» Task to carry out: Please show all lines of the records that include "this".

(Data under study begins)

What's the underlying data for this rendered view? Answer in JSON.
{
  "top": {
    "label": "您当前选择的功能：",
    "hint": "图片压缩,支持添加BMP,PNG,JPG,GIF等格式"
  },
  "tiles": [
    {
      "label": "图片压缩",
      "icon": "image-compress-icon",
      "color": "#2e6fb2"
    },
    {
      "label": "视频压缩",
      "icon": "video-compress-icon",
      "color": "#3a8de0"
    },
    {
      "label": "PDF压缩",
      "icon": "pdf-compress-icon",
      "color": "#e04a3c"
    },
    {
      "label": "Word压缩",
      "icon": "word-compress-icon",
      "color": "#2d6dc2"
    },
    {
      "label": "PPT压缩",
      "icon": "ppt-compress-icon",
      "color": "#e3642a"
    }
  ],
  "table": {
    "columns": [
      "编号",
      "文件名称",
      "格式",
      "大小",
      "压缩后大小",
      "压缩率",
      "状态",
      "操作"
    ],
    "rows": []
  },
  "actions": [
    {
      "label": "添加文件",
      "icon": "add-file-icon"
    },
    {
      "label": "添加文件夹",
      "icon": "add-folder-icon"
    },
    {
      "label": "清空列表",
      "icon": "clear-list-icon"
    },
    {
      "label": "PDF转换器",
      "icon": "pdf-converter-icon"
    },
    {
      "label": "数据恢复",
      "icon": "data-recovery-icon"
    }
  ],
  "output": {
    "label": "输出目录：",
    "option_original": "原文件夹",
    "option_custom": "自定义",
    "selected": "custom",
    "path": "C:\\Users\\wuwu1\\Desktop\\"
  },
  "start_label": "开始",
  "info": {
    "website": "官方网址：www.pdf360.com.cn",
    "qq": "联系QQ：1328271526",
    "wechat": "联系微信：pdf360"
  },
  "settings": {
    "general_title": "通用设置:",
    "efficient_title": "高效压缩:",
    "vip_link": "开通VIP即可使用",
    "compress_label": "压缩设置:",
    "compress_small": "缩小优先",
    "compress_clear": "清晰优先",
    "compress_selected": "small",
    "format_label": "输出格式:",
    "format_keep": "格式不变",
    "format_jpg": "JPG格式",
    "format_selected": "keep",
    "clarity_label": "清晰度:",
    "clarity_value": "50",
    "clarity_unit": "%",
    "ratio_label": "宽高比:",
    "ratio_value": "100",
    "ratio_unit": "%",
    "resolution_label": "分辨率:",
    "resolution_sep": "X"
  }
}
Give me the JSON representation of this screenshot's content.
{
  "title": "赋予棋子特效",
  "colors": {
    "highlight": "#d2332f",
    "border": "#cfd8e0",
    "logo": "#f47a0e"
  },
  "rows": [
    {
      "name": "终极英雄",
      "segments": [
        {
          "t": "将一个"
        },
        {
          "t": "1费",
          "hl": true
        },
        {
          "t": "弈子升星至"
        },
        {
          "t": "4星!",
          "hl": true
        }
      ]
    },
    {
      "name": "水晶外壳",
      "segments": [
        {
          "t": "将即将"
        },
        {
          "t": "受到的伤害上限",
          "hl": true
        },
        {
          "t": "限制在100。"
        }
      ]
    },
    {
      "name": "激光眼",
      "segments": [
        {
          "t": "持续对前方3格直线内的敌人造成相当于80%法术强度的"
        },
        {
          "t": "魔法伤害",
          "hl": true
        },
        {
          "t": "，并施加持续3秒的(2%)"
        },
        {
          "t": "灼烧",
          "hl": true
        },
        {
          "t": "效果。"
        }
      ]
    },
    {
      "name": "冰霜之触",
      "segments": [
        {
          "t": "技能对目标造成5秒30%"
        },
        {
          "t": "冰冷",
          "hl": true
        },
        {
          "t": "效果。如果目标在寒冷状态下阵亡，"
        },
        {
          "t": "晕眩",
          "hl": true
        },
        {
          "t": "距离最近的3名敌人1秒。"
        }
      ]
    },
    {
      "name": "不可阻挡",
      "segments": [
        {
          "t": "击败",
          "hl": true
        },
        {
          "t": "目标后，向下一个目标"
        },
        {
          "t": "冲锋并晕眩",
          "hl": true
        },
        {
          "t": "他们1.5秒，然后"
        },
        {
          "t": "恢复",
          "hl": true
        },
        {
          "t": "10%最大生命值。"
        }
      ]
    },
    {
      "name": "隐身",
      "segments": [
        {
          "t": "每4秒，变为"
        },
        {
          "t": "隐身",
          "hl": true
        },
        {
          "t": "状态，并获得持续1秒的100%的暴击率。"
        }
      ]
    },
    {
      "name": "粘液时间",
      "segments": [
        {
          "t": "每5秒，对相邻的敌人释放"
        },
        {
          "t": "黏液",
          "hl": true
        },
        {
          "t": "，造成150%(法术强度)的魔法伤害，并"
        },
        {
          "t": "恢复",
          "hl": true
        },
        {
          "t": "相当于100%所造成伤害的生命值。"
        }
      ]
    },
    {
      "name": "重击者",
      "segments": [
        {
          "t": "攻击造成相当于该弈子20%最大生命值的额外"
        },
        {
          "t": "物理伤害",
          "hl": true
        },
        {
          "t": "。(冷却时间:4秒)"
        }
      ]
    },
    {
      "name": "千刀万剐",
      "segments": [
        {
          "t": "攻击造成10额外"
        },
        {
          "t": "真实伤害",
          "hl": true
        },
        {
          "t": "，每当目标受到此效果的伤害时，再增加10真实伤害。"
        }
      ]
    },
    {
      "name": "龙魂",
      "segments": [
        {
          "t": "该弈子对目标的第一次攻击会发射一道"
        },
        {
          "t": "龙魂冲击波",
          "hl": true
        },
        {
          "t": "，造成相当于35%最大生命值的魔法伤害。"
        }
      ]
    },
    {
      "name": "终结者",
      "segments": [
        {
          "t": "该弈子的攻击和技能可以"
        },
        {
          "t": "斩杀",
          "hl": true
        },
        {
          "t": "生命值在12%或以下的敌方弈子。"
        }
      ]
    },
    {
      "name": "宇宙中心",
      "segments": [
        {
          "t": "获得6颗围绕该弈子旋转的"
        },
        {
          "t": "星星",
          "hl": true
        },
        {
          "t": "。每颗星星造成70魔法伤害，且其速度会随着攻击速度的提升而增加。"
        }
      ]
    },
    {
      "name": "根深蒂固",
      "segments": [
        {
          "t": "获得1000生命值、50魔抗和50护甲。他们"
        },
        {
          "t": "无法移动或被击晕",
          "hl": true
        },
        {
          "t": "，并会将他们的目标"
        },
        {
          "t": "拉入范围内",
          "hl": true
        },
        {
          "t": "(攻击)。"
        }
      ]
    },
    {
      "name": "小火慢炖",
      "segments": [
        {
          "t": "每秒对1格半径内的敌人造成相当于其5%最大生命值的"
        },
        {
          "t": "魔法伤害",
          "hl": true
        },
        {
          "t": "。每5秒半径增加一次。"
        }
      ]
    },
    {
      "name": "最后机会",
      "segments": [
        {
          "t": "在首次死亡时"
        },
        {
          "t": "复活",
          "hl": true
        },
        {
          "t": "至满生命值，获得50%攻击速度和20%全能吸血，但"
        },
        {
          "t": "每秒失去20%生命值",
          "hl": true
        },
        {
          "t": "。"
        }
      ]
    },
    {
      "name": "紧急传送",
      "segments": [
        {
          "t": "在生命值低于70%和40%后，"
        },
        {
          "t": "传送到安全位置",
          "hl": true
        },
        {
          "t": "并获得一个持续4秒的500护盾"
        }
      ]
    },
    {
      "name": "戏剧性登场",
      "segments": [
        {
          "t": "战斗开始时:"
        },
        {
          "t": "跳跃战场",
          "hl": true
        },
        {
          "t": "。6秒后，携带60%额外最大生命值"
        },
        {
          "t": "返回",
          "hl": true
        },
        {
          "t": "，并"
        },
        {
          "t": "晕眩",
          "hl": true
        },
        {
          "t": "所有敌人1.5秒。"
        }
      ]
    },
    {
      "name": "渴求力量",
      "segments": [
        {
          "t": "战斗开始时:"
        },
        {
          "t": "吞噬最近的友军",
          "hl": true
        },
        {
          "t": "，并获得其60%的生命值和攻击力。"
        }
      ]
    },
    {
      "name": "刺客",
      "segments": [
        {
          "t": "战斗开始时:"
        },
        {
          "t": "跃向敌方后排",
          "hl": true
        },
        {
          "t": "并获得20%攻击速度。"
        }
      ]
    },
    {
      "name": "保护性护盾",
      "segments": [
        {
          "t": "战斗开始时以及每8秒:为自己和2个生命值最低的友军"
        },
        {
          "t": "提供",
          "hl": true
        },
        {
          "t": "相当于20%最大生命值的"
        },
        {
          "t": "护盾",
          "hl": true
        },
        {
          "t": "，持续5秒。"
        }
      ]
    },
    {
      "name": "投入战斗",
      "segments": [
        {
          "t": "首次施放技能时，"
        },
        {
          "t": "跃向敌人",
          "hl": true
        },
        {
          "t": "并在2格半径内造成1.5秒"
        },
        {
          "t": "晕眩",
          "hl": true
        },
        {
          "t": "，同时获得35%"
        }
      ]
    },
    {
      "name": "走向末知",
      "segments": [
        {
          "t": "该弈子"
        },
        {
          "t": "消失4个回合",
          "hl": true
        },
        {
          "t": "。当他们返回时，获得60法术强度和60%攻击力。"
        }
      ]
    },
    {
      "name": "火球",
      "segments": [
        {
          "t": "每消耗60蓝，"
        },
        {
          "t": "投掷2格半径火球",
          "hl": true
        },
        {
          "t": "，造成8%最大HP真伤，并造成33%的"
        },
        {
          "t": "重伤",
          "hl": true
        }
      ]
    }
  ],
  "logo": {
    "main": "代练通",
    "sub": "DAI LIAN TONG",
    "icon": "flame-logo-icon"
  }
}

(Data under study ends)

» Exercise response:
What's the underlying data for this rendered view? Answer in JSON.
Give me the JSON representation of this screenshot's content.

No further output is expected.